Stored dataset items:
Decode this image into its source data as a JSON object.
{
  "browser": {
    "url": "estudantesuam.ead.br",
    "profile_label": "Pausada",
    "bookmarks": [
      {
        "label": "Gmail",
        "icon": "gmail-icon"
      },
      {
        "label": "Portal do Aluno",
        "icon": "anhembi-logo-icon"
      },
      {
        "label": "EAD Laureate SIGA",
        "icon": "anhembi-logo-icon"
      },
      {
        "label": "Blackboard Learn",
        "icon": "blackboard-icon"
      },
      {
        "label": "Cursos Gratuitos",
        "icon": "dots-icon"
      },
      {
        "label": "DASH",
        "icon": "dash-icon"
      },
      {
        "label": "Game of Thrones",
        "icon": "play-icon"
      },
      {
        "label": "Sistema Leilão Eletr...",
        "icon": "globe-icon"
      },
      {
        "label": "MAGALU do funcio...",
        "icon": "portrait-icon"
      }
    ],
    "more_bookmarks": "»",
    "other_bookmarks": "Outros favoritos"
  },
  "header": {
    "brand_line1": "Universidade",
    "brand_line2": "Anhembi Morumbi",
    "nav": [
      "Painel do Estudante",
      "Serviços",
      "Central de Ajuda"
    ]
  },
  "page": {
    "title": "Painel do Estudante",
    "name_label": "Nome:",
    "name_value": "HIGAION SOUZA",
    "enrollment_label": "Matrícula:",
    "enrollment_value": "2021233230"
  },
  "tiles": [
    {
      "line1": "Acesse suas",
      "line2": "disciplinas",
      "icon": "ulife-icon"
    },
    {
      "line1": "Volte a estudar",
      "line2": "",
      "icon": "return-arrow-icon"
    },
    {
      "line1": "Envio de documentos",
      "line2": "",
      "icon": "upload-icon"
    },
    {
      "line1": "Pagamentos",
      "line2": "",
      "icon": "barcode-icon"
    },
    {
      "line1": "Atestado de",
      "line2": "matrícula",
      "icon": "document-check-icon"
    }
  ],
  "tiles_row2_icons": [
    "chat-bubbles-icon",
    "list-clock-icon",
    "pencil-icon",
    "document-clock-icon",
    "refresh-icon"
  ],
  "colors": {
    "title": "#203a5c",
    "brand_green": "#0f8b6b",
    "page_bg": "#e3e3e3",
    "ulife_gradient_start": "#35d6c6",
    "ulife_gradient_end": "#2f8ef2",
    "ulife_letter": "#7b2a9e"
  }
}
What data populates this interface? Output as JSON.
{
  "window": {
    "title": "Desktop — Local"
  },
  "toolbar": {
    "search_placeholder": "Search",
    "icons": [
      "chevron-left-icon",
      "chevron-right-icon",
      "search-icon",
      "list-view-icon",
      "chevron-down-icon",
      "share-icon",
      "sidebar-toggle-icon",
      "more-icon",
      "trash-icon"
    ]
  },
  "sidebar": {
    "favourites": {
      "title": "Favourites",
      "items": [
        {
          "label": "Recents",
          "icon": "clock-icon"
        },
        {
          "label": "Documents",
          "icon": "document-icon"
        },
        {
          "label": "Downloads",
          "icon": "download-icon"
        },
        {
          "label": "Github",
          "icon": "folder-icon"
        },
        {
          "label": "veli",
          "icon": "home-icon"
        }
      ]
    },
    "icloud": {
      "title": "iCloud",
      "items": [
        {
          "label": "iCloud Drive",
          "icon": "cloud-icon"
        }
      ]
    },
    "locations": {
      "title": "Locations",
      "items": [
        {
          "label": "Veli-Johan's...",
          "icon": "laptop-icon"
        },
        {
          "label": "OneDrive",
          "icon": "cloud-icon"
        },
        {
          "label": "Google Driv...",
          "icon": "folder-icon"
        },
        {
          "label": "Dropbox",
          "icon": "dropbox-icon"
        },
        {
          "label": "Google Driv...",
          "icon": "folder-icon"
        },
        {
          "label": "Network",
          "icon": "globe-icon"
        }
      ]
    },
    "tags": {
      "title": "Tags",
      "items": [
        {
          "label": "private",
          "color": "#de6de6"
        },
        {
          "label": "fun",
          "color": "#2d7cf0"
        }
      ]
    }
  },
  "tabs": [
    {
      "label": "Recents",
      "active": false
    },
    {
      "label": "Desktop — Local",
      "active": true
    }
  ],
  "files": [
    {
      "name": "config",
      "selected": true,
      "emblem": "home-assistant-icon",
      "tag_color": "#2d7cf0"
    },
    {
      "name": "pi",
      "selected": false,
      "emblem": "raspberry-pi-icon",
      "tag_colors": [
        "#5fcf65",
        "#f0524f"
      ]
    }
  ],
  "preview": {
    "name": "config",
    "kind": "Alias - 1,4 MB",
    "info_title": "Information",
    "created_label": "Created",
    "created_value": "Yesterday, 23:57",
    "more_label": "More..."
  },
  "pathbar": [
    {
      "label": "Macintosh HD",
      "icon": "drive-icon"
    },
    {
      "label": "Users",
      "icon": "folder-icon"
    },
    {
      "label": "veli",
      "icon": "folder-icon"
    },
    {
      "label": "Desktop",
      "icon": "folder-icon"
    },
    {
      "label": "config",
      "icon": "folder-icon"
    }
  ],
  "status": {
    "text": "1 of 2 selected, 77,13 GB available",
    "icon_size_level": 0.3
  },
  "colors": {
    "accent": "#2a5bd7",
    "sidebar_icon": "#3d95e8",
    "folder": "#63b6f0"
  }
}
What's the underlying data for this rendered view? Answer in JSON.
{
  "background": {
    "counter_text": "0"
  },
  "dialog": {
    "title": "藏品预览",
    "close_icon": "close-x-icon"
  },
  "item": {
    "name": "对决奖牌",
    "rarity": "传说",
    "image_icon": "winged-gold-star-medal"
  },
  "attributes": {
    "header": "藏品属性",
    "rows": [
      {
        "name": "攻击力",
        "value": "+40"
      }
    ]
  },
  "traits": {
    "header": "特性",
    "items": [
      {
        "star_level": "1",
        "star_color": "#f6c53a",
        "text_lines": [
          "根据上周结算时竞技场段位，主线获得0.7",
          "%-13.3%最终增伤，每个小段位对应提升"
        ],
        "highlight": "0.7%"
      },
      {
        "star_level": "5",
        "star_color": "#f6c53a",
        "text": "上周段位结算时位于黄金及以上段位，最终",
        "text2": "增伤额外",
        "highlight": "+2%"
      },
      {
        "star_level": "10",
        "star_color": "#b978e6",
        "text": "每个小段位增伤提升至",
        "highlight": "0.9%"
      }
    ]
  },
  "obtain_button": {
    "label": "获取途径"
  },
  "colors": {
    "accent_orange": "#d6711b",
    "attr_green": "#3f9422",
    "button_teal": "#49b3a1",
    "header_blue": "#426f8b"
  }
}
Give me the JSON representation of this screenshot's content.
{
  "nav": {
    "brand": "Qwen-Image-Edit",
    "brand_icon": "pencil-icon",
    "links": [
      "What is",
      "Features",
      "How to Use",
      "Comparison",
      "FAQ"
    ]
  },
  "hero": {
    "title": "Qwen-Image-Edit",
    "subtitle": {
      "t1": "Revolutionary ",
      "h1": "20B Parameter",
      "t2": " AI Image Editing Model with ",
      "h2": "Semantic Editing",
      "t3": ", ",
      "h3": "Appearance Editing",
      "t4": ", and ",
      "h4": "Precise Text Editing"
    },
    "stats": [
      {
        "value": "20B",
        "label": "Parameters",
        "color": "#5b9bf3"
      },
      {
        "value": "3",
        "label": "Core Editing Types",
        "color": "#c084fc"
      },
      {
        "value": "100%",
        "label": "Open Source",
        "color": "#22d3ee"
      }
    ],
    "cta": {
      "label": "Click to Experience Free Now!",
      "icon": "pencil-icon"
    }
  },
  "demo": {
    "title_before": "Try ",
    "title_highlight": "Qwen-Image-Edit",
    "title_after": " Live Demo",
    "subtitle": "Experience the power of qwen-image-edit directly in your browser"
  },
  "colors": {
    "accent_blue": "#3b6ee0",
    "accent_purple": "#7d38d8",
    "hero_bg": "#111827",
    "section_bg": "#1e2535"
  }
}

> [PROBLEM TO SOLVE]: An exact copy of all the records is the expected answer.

> [YOUR RESPONSE]:
Decode this image into its source data as a JSON object.
{
  "browser": {
    "url": "estudantesuam.ead.br",
    "profile_label": "Pausada",
    "bookmarks": [
      {
        "label": "Gmail",
        "icon": "gmail-icon"
      },
      {
        "label": "Portal do Aluno",
        "icon": "anhembi-logo-icon"
      },
      {
        "label": "EAD Laureate SIGA",
        "icon": "anhembi-logo-icon"
      },
      {
        "label": "Blackboard Learn",
        "icon": "blackboard-icon"
      },
      {
        "label": "Cursos Gratuitos",
        "icon": "dots-icon"
      },
      {
        "label": "DASH",
        "icon": "dash-icon"
      },
      {
        "label": "Game of Thrones",
        "icon": "play-icon"
      },
      {
        "label": "Sistema Leilão Eletr...",
        "icon": "globe-icon"
      },
      {
        "label": "MAGALU do funcio...",
        "icon": "portrait-icon"
      }
    ],
    "more_bookmarks": "»",
    "other_bookmarks": "Outros favoritos"
  },
  "header": {
    "brand_line1": "Universidade",
    "brand_line2": "Anhembi Morumbi",
    "nav": [
      "Painel do Estudante",
      "Serviços",
      "Central de Ajuda"
    ]
  },
  "page": {
    "title": "Painel do Estudante",
    "name_label": "Nome:",
    "name_value": "HIGAION SOUZA",
    "enrollment_label": "Matrícula:",
    "enrollment_value": "2021233230"
  },
  "tiles": [
    {
      "line1": "Acesse suas",
      "line2": "disciplinas",
      "icon": "ulife-icon"
    },
    {
      "line1": "Volte a estudar",
      "line2": "",
      "icon": "return-arrow-icon"
    },
    {
      "line1": "Envio de documentos",
      "line2": "",
      "icon": "upload-icon"
    },
    {
      "line1": "Pagamentos",
      "line2": "",
      "icon": "barcode-icon"
    },
    {
      "line1": "Atestado de",
      "line2": "matrícula",
      "icon": "document-check-icon"
    }
  ],
  "tiles_row2_icons": [
    "chat-bubbles-icon",
    "list-clock-icon",
    "pencil-icon",
    "document-clock-icon",
    "refresh-icon"
  ],
  "colors": {
    "title": "#203a5c",
    "brand_green": "#0f8b6b",
    "page_bg": "#e3e3e3",
    "ulife_gradient_start": "#35d6c6",
    "ulife_gradient_end": "#2f8ef2",
    "ulife_letter": "#7b2a9e"
  }
}
What data populates this interface? Output as JSON.
{
  "window": {
    "title": "Desktop — Local"
  },
  "toolbar": {
    "search_placeholder": "Search",
    "icons": [
      "chevron-left-icon",
      "chevron-right-icon",
      "search-icon",
      "list-view-icon",
      "chevron-down-icon",
      "share-icon",
      "sidebar-toggle-icon",
      "more-icon",
      "trash-icon"
    ]
  },
  "sidebar": {
    "favourites": {
      "title": "Favourites",
      "items": [
        {
          "label": "Recents",
          "icon": "clock-icon"
        },
        {
          "label": "Documents",
          "icon": "document-icon"
        },
        {
          "label": "Downloads",
          "icon": "download-icon"
        },
        {
          "label": "Github",
          "icon": "folder-icon"
        },
        {
          "label": "veli",
          "icon": "home-icon"
        }
      ]
    },
    "icloud": {
      "title": "iCloud",
      "items": [
        {
          "label": "iCloud Drive",
          "icon": "cloud-icon"
        }
      ]
    },
    "locations": {
      "title": "Locations",
      "items": [
        {
          "label": "Veli-Johan's...",
          "icon": "laptop-icon"
        },
        {
          "label": "OneDrive",
          "icon": "cloud-icon"
        },
        {
          "label": "Google Driv...",
          "icon": "folder-icon"
        },
        {
          "label": "Dropbox",
          "icon": "dropbox-icon"
        },
        {
          "label": "Google Driv...",
          "icon": "folder-icon"
        },
        {
          "label": "Network",
          "icon": "globe-icon"
        }
      ]
    },
    "tags": {
      "title": "Tags",
      "items": [
        {
          "label": "private",
          "color": "#de6de6"
        },
        {
          "label": "fun",
          "color": "#2d7cf0"
        }
      ]
    }
  },
  "tabs": [
    {
      "label": "Recents",
      "active": false
    },
    {
      "label": "Desktop — Local",
      "active": true
    }
  ],
  "files": [
    {
      "name": "config",
      "selected": true,
      "emblem": "home-assistant-icon",
      "tag_color": "#2d7cf0"
    },
    {
      "name": "pi",
      "selected": false,
      "emblem": "raspberry-pi-icon",
      "tag_colors": [
        "#5fcf65",
        "#f0524f"
      ]
    }
  ],
  "preview": {
    "name": "config",
    "kind": "Alias - 1,4 MB",
    "info_title": "Information",
    "created_label": "Created",
    "created_value": "Yesterday, 23:57",
    "more_label": "More..."
  },
  "pathbar": [
    {
      "label": "Macintosh HD",
      "icon": "drive-icon"
    },
    {
      "label": "Users",
      "icon": "folder-icon"
    },
    {
      "label": "veli",
      "icon": "folder-icon"
    },
    {
      "label": "Desktop",
      "icon": "folder-icon"
    },
    {
      "label": "config",
      "icon": "folder-icon"
    }
  ],
  "status": {
    "text": "1 of 2 selected, 77,13 GB available",
    "icon_size_level": 0.3
  },
  "colors": {
    "accent": "#2a5bd7",
    "sidebar_icon": "#3d95e8",
    "folder": "#63b6f0"
  }
}
What's the underlying data for this rendered view? Answer in JSON.
{
  "background": {
    "counter_text": "0"
  },
  "dialog": {
    "title": "藏品预览",
    "close_icon": "close-x-icon"
  },
  "item": {
    "name": "对决奖牌",
    "rarity": "传说",
    "image_icon": "winged-gold-star-medal"
  },
  "attributes": {
    "header": "藏品属性",
    "rows": [
      {
        "name": "攻击力",
        "value": "+40"
      }
    ]
  },
  "traits": {
    "header": "特性",
    "items": [
      {
        "star_level": "1",
        "star_color": "#f6c53a",
        "text_lines": [
          "根据上周结算时竞技场段位，主线获得0.7",
          "%-13.3%最终增伤，每个小段位对应提升"
        ],
        "highlight": "0.7%"
      },
      {
        "star_level": "5",
        "star_color": "#f6c53a",
        "text": "上周段位结算时位于黄金及以上段位，最终",
        "text2": "增伤额外",
        "highlight": "+2%"
      },
      {
        "star_level": "10",
        "star_color": "#b978e6",
        "text": "每个小段位增伤提升至",
        "highlight": "0.9%"
      }
    ]
  },
  "obtain_button": {
    "label": "获取途径"
  },
  "colors": {
    "accent_orange": "#d6711b",
    "attr_green": "#3f9422",
    "button_teal": "#49b3a1",
    "header_blue": "#426f8b"
  }
}
Give me the JSON representation of this screenshot's content.
{
  "nav": {
    "brand": "Qwen-Image-Edit",
    "brand_icon": "pencil-icon",
    "links": [
      "What is",
      "Features",
      "How to Use",
      "Comparison",
      "FAQ"
    ]
  },
  "hero": {
    "title": "Qwen-Image-Edit",
    "subtitle": {
      "t1": "Revolutionary ",
      "h1": "20B Parameter",
      "t2": " AI Image Editing Model with ",
      "h2": "Semantic Editing",
      "t3": ", ",
      "h3": "Appearance Editing",
      "t4": ", and ",
      "h4": "Precise Text Editing"
    },
    "stats": [
      {
        "value": "20B",
        "label": "Parameters",
        "color": "#5b9bf3"
      },
      {
        "value": "3",
        "label": "Core Editing Types",
        "color": "#c084fc"
      },
      {
        "value": "100%",
        "label": "Open Source",
        "color": "#22d3ee"
      }
    ],
    "cta": {
      "label": "Click to Experience Free Now!",
      "icon": "pencil-icon"
    }
  },
  "demo": {
    "title_before": "Try ",
    "title_highlight": "Qwen-Image-Edit",
    "title_after": " Live Demo",
    "subtitle": "Experience the power of qwen-image-edit directly in your browser"
  },
  "colors": {
    "accent_blue": "#3b6ee0",
    "accent_purple": "#7d38d8",
    "hero_bg": "#111827",
    "section_bg": "#1e2535"
  }
}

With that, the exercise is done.